### Brief
Omit every picture while you reproduce the entries that follow word for word.
━━━━━ Dataset content ━━━━━
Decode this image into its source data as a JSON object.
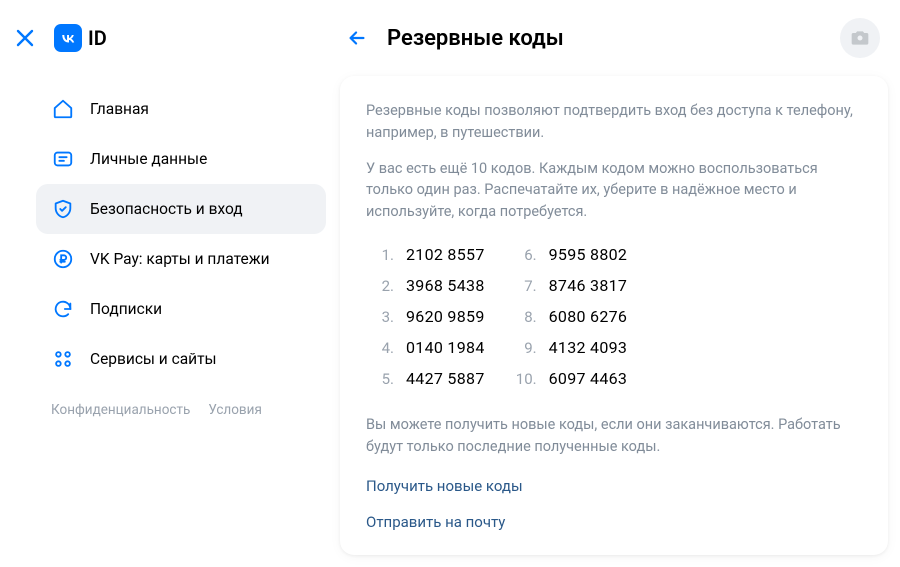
{
  "header": {
    "brand_id": "ID",
    "title": "Резервные коды"
  },
  "sidebar": {
    "items": [
      {
        "label": "Главная"
      },
      {
        "label": "Личные данные"
      },
      {
        "label": "Безопасность и вход"
      },
      {
        "label": "VK Pay: карты и платежи"
      },
      {
        "label": "Подписки"
      },
      {
        "label": "Сервисы и сайты"
      }
    ],
    "footer": {
      "privacy": "Конфиденциальность",
      "terms": "Условия"
    }
  },
  "main": {
    "desc1": "Резервные коды позволяют подтвердить вход без доступа к телефону, например, в путешествии.",
    "desc2": "У вас есть ещё 10 кодов. Каждым кодом можно воспользоваться только один раз. Распечатайте их, уберите в надёжное место и используйте, когда потребуется.",
    "codes": [
      "2102 8557",
      "3968 5438",
      "9620 9859",
      "0140 1984",
      "4427 5887",
      "9595 8802",
      "8746 3817",
      "6080 6276",
      "4132 4093",
      "6097 4463"
    ],
    "note": "Вы можете получить новые коды, если они заканчиваются. Работать будут только последние полученные коды.",
    "action_new": "Получить новые коды",
    "action_email": "Отправить на почту"
  }
}
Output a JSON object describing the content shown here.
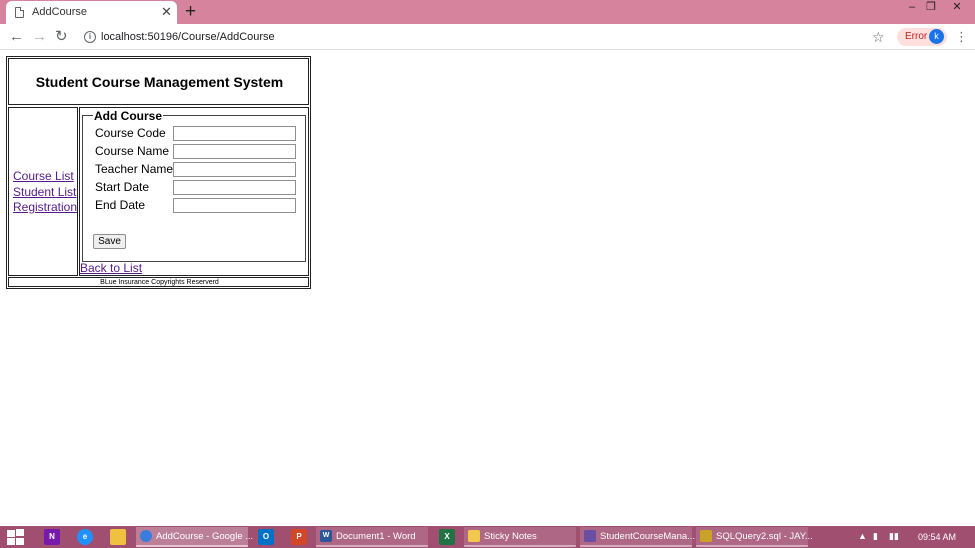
{
  "browser": {
    "tab_title": "AddCourse",
    "tab_close_glyph": "✕",
    "new_tab_glyph": "+",
    "window_controls": [
      "–",
      "❐",
      "✕"
    ],
    "url_host": "localhost:50196/Course/AddCourse",
    "error_label": "Error",
    "profile_initial": "k"
  },
  "page": {
    "title": "Student Course Management System",
    "nav_links": [
      "Course List",
      "Student List",
      "Registration"
    ],
    "form": {
      "legend": "Add Course",
      "fields": [
        {
          "label": "Course Code",
          "value": ""
        },
        {
          "label": "Course Name",
          "value": ""
        },
        {
          "label": "Teacher Name",
          "value": ""
        },
        {
          "label": "Start Date",
          "value": ""
        },
        {
          "label": "End Date",
          "value": ""
        }
      ],
      "save_label": "Save"
    },
    "back_link": "Back to List",
    "footer": "BLue Insurance Copyrights Reserverd"
  },
  "taskbar": {
    "items": [
      {
        "label": "AddCourse - Google ...",
        "icon": "chrome-icon",
        "icon_color": "#3b7ddd",
        "state": "active"
      },
      {
        "label": "Document1 - Word",
        "icon": "word-icon",
        "icon_color": "#2b579a",
        "state": "open",
        "icon_text": "W"
      },
      {
        "label": "Sticky Notes",
        "icon": "sticky-notes-icon",
        "icon_color": "#f2c94c",
        "state": "open"
      },
      {
        "label": "StudentCourseMana...",
        "icon": "visual-studio-icon",
        "icon_color": "#6a4ea1",
        "state": "open"
      },
      {
        "label": "SQLQuery2.sql - JAY...",
        "icon": "ssms-icon",
        "icon_color": "#c9a227",
        "state": "open"
      }
    ],
    "pinned": [
      {
        "icon": "onenote-icon",
        "text": "N",
        "color": "#7719aa"
      },
      {
        "icon": "ie-icon",
        "text": "e",
        "color": "#1e90ff"
      },
      {
        "icon": "file-explorer-icon",
        "text": "",
        "color": "#f0c040"
      },
      {
        "icon": "outlook-icon",
        "text": "O",
        "color": "#0072c6"
      },
      {
        "icon": "powerpoint-icon",
        "text": "P",
        "color": "#d24726"
      },
      {
        "icon": "excel-icon",
        "text": "X",
        "color": "#217346"
      }
    ],
    "clock": "09:54 AM"
  },
  "colors": {
    "tabstrip": "#d6839e",
    "taskbar": "#a14f70",
    "link_visited": "#551a8b"
  }
}
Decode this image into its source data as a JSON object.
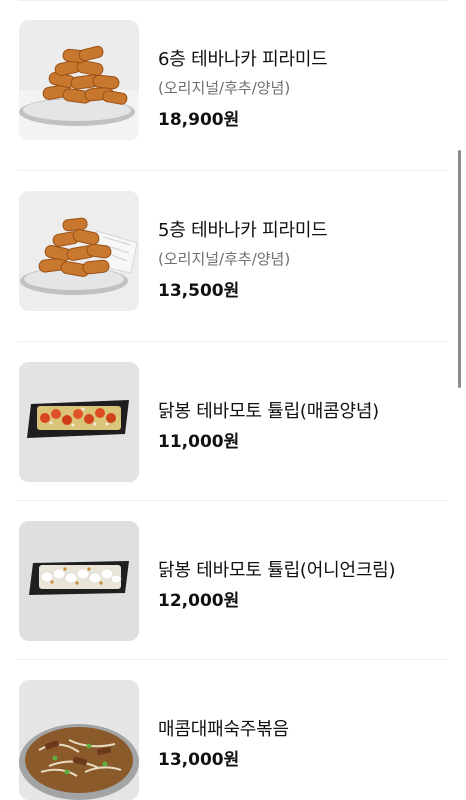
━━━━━
### Exercise output
Decode this image into its source data as a JSON object.
{
  "header": {
    "brand_id": "ID",
    "title": "Резервные коды"
  },
  "sidebar": {
    "items": [
      {
        "label": "Главная"
      },
      {
        "label": "Личные данные"
      },
      {
        "label": "Безопасность и вход"
      },
      {
        "label": "VK Pay: карты и платежи"
      },
      {
        "label": "Подписки"
      },
      {
        "label": "Сервисы и сайты"
      }
    ],
    "footer": {
      "privacy": "Конфиденциальность",
      "terms": "Условия"
    }
  },
  "main": {
    "desc1": "Резервные коды позволяют подтвердить вход без доступа к телефону, например, в путешествии.",
    "desc2": "У вас есть ещё 10 кодов. Каждым кодом можно воспользоваться только один раз. Распечатайте их, уберите в надёжное место и используйте, когда потребуется.",
    "codes": [
      "2102 8557",
      "3968 5438",
      "9620 9859",
      "0140 1984",
      "4427 5887",
      "9595 8802",
      "8746 3817",
      "6080 6276",
      "4132 4093",
      "6097 4463"
    ],
    "note": "Вы можете получить новые коды, если они заканчиваются. Работать будут только последние полученные коды.",
    "action_new": "Получить новые коды",
    "action_email": "Отправить на почту"
  }
}
Output a JSON object describing the content shown here.
{
  "browser": {
    "tab_title": "AddCourse",
    "tab_close_glyph": "✕",
    "new_tab_glyph": "+",
    "window_controls": [
      "–",
      "❐",
      "✕"
    ],
    "url_host": "localhost:50196/Course/AddCourse",
    "error_label": "Error",
    "profile_initial": "k"
  },
  "page": {
    "title": "Student Course Management System",
    "nav_links": [
      "Course List",
      "Student List",
      "Registration"
    ],
    "form": {
      "legend": "Add Course",
      "fields": [
        {
          "label": "Course Code",
          "value": ""
        },
        {
          "label": "Course Name",
          "value": ""
        },
        {
          "label": "Teacher Name",
          "value": ""
        },
        {
          "label": "Start Date",
          "value": ""
        },
        {
          "label": "End Date",
          "value": ""
        }
      ],
      "save_label": "Save"
    },
    "back_link": "Back to List",
    "footer": "BLue Insurance Copyrights Reserverd"
  },
  "taskbar": {
    "items": [
      {
        "label": "AddCourse - Google ...",
        "icon": "chrome-icon",
        "icon_color": "#3b7ddd",
        "state": "active"
      },
      {
        "label": "Document1 - Word",
        "icon": "word-icon",
        "icon_color": "#2b579a",
        "state": "open",
        "icon_text": "W"
      },
      {
        "label": "Sticky Notes",
        "icon": "sticky-notes-icon",
        "icon_color": "#f2c94c",
        "state": "open"
      },
      {
        "label": "StudentCourseMana...",
        "icon": "visual-studio-icon",
        "icon_color": "#6a4ea1",
        "state": "open"
      },
      {
        "label": "SQLQuery2.sql - JAY...",
        "icon": "ssms-icon",
        "icon_color": "#c9a227",
        "state": "open"
      }
    ],
    "pinned": [
      {
        "icon": "onenote-icon",
        "text": "N",
        "color": "#7719aa"
      },
      {
        "icon": "ie-icon",
        "text": "e",
        "color": "#1e90ff"
      },
      {
        "icon": "file-explorer-icon",
        "text": "",
        "color": "#f0c040"
      },
      {
        "icon": "outlook-icon",
        "text": "O",
        "color": "#0072c6"
      },
      {
        "icon": "powerpoint-icon",
        "text": "P",
        "color": "#d24726"
      },
      {
        "icon": "excel-icon",
        "text": "X",
        "color": "#217346"
      }
    ],
    "clock": "09:54 AM"
  },
  "colors": {
    "tabstrip": "#d6839e",
    "taskbar": "#a14f70",
    "link_visited": "#551a8b"
  }
}
Decode this image into its source data as a JSON object.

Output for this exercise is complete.